====== TASK DATA ======
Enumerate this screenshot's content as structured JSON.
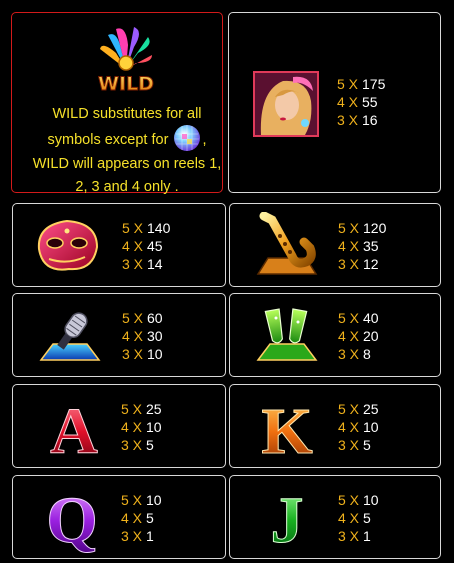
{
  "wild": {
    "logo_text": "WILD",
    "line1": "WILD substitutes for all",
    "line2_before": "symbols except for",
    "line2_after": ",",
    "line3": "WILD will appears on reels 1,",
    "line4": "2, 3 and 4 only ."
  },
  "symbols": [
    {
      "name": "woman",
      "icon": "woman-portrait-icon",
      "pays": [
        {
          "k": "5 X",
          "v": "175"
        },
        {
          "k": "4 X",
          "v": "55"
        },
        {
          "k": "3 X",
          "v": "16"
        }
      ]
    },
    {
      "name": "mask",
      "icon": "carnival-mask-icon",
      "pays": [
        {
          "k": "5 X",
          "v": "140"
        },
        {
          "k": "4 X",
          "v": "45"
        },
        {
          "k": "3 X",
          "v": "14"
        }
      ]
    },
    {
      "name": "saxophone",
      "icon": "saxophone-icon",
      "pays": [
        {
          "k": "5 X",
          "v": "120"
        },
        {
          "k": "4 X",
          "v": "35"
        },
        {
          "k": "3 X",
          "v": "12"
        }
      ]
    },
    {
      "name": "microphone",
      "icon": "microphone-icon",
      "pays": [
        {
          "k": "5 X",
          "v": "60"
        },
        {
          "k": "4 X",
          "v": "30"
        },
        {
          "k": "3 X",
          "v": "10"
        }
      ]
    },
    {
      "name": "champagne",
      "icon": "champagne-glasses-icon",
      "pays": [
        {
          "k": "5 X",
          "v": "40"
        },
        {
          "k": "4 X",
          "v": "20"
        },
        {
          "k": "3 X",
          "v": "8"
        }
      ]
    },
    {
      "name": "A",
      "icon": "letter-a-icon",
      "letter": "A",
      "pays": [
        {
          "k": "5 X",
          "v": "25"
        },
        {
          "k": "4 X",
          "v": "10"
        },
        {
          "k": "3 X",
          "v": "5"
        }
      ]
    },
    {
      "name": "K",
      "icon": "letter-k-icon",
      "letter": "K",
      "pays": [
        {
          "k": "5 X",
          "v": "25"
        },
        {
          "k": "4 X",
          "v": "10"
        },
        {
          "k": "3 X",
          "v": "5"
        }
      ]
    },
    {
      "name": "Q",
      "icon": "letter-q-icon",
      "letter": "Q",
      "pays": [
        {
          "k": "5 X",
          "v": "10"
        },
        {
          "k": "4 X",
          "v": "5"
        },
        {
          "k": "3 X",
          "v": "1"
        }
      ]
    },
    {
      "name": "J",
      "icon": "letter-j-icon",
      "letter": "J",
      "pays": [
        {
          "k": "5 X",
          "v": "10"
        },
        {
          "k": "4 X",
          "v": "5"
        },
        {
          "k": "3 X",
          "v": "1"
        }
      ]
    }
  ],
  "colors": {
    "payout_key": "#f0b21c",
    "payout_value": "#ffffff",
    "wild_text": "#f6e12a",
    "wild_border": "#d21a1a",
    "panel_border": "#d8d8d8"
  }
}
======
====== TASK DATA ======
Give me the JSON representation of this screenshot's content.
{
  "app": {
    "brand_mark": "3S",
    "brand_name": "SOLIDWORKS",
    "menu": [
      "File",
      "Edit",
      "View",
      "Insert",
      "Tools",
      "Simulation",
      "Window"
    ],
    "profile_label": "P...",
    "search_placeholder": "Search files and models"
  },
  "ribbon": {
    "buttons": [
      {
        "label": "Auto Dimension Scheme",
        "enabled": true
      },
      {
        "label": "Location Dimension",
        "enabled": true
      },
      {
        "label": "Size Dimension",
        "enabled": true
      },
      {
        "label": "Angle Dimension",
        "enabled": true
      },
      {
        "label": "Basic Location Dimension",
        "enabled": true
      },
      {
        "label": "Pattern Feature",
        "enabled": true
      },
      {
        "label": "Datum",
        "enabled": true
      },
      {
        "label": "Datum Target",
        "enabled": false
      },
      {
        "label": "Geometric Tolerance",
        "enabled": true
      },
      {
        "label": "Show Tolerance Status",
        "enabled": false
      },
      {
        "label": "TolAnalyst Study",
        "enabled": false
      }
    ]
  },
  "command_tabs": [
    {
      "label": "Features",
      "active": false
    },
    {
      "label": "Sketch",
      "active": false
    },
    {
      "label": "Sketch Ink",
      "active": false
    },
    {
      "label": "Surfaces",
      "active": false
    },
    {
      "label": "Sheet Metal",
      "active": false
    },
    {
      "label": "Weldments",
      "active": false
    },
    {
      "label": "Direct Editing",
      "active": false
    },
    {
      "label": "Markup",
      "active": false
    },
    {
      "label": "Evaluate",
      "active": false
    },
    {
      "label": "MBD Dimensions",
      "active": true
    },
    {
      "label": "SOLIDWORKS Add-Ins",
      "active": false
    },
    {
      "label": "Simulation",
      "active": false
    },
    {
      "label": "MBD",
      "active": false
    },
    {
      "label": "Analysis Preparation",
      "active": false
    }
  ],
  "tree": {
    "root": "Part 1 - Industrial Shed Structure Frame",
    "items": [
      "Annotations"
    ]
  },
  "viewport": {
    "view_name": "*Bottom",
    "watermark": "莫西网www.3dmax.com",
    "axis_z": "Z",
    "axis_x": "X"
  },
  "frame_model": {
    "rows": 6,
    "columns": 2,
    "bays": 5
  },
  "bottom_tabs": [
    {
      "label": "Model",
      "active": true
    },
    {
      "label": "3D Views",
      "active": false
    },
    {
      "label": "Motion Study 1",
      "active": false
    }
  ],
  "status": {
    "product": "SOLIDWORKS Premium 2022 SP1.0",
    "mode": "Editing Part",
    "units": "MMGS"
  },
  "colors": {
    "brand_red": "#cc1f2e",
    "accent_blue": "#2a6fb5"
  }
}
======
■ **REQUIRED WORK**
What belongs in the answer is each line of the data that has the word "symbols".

■ **EXERCISE OUTPUT**
    "line2_before": "symbols except for",
  "symbols": [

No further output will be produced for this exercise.